Vodafone Palm Treo 750v smart phone
The Windows Mobile Treo comes to the UK
The 750v provides Windows Mobile's own Outlook client for access to POP, IMAP and Microsoft Exchange Server, the latter with push email support. Vodafone's own push email service is delivered through a separate client app licensed from Visto. The Today screen's Email soft menu, incidentally, links through to Outlook rather than the Visto software, but it's clear the carrier wants you to use the latter: despite setting up my standard - and frequently used - POP and IMAP email accounts in Outlook, the 750v refused to connect to either, even with a 3G connection already established.
For all the WLAN-enabled handsets out there from HTC and its partners, from Nokia, from Sony Ericsson and from others, Wi-Fi still isn't part of the Treo specification. So there's no using your home or office hotspot to access the internet and email cheaply.
With its Windows Mobile foundation, the 750v should be a candidate for VoIP, over the 3G link since there's no Wi-Fi. Out of the box, the phone won't connect to Skype's website, which the phone reports has been restricted by the carrier. Vodafone, it seems, believes 750v buyers are, by default, under the age of 18 and therefore blocks access to www.skype.com. IE presents a link to turn off this restriction, but all I got was a web server error message when I tried it on the 750v.
It gets worse. You're not even allowed to send pictures taken on the phone's camera by Bluetooth, only email or MMS - usage of which, unlike Bluetooth, renders gold unto Vodafone. You can't send files to the Treo by Bluetooth either. For the 750v, it seems Bluetooth exists only to connect the handset to wireless earpieces. Admittedly it's a while since I used one, but I don't recall the unlocked Treo 650 imposing these kinds of limitations.
None of this reflects well on Vodafone. Palm's own support site cast the handset maker in a better light - it appears non-Vodafone 750s will be allowed to do some if not all of this stuff. It's a shame because in all other respects the 750v is an excellent smart phone. Consequently, a device that might have scored 80 or 90 per cent rates much lower.
The 750v is at least a 3G device, and while there's no HSDPA high-speed download support, I got some good data transfer numbers from vanilla UMTS connections. A 23.1MB file downloaded from Microsoft's website took a little over six minutes to download - roughly 513Kbps.
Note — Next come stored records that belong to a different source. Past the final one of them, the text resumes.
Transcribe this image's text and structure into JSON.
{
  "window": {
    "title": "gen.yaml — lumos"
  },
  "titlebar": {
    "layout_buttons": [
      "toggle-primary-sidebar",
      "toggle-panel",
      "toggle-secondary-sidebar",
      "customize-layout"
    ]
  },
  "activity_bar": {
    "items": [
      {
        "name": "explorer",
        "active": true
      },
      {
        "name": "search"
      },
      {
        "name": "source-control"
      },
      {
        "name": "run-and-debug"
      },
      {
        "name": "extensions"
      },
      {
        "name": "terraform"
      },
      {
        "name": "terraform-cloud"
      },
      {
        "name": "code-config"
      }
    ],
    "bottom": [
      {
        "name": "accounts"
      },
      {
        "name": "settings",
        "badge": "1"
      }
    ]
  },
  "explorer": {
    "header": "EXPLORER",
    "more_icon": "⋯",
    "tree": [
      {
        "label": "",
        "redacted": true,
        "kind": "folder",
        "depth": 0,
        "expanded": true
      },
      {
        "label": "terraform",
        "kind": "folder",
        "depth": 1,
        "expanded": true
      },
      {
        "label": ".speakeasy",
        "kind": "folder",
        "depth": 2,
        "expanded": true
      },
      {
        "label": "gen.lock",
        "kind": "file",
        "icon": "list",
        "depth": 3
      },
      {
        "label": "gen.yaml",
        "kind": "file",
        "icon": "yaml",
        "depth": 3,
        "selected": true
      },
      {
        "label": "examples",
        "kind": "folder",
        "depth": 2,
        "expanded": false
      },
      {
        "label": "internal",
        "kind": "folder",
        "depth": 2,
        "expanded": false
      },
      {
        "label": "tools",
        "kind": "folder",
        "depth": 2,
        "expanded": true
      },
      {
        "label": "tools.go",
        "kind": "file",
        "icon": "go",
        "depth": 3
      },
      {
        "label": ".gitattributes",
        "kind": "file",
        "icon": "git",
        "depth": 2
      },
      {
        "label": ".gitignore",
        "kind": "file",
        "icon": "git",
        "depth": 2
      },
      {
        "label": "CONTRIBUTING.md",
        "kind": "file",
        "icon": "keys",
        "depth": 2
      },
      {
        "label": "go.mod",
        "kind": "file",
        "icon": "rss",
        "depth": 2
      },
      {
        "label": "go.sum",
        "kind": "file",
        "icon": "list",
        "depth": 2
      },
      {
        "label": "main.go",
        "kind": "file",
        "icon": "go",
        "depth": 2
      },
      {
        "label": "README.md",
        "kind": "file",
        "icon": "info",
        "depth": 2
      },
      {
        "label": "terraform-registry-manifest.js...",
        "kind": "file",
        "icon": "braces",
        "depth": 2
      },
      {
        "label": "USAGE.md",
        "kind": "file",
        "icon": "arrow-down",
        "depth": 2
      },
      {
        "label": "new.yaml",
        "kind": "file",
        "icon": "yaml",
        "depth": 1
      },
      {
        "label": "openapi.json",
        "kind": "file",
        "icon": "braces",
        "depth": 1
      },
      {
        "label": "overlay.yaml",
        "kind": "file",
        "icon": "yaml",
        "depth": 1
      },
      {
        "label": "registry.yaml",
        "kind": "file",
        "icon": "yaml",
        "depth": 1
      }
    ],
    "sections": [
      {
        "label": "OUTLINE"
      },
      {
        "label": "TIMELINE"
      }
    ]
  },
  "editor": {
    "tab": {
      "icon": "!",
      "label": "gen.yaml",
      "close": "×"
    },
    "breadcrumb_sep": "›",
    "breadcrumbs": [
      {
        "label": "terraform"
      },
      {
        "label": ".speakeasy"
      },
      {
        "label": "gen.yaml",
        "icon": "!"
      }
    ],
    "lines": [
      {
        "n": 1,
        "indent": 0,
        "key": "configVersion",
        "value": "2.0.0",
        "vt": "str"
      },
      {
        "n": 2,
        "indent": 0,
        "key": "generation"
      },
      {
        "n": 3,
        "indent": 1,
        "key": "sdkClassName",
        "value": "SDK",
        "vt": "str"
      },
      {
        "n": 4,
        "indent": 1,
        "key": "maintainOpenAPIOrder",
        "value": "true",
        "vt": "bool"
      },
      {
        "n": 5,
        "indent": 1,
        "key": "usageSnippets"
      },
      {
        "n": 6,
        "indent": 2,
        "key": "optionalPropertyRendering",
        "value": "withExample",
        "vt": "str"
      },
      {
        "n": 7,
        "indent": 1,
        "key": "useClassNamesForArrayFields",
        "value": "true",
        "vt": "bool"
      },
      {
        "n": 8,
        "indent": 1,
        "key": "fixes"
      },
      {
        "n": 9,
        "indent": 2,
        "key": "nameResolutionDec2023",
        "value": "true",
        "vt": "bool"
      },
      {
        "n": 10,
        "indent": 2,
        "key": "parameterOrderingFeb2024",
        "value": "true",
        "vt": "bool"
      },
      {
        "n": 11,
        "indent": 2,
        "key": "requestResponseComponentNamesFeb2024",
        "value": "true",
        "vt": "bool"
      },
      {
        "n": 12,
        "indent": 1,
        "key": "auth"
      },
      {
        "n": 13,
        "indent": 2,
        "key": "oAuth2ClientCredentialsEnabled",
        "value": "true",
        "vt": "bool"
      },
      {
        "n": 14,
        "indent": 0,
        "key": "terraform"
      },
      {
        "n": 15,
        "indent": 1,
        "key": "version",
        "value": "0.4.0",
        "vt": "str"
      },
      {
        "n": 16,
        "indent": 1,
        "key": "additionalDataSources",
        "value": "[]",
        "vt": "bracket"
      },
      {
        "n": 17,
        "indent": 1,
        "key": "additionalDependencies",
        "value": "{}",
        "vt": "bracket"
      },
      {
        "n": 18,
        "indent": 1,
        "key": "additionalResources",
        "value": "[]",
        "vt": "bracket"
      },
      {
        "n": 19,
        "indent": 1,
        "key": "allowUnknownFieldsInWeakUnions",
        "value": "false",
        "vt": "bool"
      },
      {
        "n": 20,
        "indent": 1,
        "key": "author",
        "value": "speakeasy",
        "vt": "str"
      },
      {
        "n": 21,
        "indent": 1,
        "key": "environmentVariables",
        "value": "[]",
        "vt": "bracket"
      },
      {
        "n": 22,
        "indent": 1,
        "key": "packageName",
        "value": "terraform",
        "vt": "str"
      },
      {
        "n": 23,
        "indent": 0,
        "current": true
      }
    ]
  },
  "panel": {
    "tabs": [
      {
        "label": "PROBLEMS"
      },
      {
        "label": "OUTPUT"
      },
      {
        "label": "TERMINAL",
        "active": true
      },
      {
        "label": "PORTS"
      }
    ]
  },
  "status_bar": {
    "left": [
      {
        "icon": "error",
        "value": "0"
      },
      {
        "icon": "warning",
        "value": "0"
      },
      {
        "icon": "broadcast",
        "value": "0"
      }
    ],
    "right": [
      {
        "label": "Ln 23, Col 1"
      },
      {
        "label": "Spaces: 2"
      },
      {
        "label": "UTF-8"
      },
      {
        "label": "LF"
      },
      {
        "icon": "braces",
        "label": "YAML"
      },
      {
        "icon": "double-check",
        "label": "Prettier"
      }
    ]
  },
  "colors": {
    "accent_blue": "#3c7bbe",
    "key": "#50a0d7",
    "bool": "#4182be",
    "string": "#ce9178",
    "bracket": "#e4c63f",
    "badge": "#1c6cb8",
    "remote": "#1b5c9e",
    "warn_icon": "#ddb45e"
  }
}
Palm's Treo 750v is an impressive addition to its smart-phone line-up. It's an eminently workable Windows Mobile device, and while I personally prefer the Palm OS, the Microsoft OS has evolved to become a worthy alternative. In some ways it's better, particularly given its push email support and Exchange Server compatibility. And Windows Mobile in no way hinders the classic Treo experience.
3G is clearly a boon too. It's pity there's no HSDPA support, but Vodafone's funny about giving smart-phone users access to it, in any case. In fact, if there's a flaw with the 750v it's the carrier. The restrictions placed on users go too far for me, genuinely preventing me from performing tasks on the 750v that I can easily do on other network-tied handsets. Unless you're wedded to Vodafone, I'd wait for until its exclusivity period ends and Palm releases an unlocked 750. ®
Sponsored: Transform Your IT Infrastructure